TASK TO COMPLETE: Review the listing and copy each line that holds the word "مقعد".
-- SUPPLIED MATERIAL follows --
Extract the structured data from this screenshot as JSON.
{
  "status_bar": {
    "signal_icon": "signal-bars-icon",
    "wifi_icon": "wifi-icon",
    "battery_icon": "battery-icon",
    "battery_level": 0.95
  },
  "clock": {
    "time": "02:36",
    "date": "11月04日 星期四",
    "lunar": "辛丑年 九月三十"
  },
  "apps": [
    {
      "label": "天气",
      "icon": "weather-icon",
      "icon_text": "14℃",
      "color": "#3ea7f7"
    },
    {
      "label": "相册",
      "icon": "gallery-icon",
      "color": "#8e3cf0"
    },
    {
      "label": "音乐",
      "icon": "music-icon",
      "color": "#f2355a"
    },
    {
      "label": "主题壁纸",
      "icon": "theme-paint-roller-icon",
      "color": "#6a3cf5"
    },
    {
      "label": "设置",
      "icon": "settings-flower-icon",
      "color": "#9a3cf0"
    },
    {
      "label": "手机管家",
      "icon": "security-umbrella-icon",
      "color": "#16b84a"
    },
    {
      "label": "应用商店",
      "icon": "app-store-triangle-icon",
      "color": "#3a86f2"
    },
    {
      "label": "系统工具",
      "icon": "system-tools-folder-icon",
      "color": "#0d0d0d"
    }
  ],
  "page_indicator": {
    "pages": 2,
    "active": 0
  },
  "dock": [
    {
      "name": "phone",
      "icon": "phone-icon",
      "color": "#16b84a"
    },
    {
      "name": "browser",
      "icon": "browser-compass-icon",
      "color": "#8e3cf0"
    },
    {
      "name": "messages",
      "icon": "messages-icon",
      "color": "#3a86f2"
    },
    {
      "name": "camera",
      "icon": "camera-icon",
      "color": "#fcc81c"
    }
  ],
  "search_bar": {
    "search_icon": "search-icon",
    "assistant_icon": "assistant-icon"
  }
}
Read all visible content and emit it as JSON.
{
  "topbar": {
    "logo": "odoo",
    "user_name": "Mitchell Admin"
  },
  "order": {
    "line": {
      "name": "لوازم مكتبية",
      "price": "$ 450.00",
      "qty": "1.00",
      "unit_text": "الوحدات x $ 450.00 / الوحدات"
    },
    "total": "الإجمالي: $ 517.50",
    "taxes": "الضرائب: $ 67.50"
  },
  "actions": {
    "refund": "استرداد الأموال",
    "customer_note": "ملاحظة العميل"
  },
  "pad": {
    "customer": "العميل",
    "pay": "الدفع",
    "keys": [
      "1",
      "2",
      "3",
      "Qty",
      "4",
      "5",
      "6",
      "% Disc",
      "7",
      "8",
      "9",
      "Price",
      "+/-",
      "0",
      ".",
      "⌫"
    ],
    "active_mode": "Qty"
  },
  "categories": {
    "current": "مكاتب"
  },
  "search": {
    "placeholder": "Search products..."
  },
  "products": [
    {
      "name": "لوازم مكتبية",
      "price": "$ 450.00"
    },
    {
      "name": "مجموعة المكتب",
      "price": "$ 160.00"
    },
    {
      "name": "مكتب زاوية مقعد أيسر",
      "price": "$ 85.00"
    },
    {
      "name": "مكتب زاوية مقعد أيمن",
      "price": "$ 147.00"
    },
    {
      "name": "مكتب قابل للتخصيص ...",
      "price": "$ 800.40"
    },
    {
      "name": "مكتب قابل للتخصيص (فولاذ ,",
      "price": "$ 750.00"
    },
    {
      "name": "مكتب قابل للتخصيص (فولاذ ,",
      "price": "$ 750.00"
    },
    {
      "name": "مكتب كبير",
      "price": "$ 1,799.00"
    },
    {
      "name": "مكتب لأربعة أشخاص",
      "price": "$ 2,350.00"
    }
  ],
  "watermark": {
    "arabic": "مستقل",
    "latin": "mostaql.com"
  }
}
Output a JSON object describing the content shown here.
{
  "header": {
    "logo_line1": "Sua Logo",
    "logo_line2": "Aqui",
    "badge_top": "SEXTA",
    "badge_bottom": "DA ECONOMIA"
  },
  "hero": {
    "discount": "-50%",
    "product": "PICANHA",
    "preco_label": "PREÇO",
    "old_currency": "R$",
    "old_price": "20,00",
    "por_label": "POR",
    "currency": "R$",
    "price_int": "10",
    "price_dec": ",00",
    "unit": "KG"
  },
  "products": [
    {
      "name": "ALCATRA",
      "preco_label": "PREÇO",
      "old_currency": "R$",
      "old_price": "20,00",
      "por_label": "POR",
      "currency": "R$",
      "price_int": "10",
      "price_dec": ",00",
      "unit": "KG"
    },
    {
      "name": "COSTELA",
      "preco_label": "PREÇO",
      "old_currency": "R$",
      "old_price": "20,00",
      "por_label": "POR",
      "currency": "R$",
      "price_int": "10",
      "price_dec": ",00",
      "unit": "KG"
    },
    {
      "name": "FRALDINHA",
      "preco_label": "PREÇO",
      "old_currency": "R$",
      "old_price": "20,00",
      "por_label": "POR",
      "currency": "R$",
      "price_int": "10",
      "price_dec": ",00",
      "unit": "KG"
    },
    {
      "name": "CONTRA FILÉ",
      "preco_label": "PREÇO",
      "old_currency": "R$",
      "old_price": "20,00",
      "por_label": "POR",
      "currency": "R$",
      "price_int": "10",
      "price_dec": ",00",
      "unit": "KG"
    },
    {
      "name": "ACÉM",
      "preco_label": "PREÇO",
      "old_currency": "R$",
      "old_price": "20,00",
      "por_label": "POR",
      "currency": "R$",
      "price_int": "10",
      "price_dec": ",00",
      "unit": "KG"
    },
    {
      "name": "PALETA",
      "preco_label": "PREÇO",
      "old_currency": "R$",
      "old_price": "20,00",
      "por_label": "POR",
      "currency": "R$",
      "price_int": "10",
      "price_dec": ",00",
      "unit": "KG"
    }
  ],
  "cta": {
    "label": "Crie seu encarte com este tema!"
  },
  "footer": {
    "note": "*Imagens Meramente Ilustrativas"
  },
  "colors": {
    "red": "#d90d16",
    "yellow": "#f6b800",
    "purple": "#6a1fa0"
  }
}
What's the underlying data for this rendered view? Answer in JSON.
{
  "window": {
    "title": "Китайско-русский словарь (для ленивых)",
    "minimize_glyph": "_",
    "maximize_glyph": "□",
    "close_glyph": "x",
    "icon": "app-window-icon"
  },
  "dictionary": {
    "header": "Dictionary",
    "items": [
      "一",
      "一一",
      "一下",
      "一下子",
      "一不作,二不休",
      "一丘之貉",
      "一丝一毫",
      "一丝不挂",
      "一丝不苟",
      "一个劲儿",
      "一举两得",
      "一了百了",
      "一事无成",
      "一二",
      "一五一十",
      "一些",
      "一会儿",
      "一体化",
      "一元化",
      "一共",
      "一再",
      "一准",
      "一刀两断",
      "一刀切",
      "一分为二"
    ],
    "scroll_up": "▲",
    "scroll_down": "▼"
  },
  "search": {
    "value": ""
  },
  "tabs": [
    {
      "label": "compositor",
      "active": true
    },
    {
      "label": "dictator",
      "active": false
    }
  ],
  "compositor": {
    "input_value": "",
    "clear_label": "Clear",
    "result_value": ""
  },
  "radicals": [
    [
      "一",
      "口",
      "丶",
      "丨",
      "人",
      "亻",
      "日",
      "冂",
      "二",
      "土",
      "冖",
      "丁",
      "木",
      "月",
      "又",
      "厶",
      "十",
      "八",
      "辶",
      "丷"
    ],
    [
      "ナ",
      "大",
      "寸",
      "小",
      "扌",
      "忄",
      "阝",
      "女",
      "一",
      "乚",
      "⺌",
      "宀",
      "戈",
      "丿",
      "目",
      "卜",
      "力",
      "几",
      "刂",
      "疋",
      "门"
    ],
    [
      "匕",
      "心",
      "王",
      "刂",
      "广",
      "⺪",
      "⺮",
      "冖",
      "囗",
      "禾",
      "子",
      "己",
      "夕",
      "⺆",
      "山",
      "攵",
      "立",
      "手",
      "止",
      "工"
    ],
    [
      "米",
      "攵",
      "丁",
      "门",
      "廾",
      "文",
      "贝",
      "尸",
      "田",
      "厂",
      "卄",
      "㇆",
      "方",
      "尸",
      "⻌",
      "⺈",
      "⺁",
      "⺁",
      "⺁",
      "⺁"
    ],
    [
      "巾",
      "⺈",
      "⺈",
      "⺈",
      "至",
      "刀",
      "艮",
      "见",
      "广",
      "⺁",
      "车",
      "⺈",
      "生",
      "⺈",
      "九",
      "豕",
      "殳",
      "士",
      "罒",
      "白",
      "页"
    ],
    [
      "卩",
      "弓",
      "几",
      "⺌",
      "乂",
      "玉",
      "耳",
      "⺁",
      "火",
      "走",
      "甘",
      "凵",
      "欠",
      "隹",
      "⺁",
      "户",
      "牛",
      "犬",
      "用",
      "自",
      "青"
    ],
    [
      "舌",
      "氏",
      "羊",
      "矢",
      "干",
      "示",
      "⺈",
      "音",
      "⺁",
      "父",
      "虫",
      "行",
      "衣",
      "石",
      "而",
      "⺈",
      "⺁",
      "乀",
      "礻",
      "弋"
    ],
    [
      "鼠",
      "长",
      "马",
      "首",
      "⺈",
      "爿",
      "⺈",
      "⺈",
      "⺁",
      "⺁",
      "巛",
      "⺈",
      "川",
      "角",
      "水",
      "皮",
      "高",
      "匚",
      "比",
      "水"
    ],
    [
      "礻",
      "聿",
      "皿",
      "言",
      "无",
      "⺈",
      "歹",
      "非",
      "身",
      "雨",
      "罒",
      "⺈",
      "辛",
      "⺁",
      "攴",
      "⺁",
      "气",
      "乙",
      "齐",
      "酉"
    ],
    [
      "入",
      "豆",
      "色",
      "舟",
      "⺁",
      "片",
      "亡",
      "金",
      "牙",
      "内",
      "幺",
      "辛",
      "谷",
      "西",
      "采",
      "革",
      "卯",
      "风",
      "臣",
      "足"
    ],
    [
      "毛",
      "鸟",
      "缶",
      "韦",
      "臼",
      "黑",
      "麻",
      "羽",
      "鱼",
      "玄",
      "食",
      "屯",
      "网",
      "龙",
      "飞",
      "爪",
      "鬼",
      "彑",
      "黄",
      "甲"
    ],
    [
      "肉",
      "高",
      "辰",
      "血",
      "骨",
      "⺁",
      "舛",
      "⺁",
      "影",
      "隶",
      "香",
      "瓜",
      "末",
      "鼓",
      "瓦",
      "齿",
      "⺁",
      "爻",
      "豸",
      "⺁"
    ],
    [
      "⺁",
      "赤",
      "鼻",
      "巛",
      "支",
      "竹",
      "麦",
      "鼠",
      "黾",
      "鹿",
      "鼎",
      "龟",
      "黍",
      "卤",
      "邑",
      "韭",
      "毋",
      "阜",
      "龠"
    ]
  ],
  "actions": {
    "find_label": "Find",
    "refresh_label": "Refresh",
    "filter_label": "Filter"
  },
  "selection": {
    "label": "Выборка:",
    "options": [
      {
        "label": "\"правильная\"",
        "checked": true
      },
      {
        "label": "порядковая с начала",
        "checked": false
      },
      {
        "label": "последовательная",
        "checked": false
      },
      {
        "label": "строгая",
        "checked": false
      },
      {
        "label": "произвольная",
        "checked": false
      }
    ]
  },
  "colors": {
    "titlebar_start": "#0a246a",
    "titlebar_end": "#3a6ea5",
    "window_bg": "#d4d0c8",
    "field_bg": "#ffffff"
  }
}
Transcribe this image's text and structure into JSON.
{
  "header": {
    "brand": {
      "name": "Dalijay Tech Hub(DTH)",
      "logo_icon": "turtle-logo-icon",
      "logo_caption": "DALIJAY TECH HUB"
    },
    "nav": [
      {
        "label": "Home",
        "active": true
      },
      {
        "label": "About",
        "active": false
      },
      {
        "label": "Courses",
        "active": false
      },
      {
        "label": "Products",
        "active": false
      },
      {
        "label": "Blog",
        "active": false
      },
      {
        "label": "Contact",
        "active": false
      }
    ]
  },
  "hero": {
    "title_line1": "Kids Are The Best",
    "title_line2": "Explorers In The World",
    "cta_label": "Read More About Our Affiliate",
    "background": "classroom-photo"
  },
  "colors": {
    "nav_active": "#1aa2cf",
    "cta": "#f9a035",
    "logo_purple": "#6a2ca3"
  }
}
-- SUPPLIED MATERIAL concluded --
WRITTEN SOLUTION:
      "name": "مكتب زاوية مقعد أيسر",
      "name": "مكتب زاوية مقعد أيمن",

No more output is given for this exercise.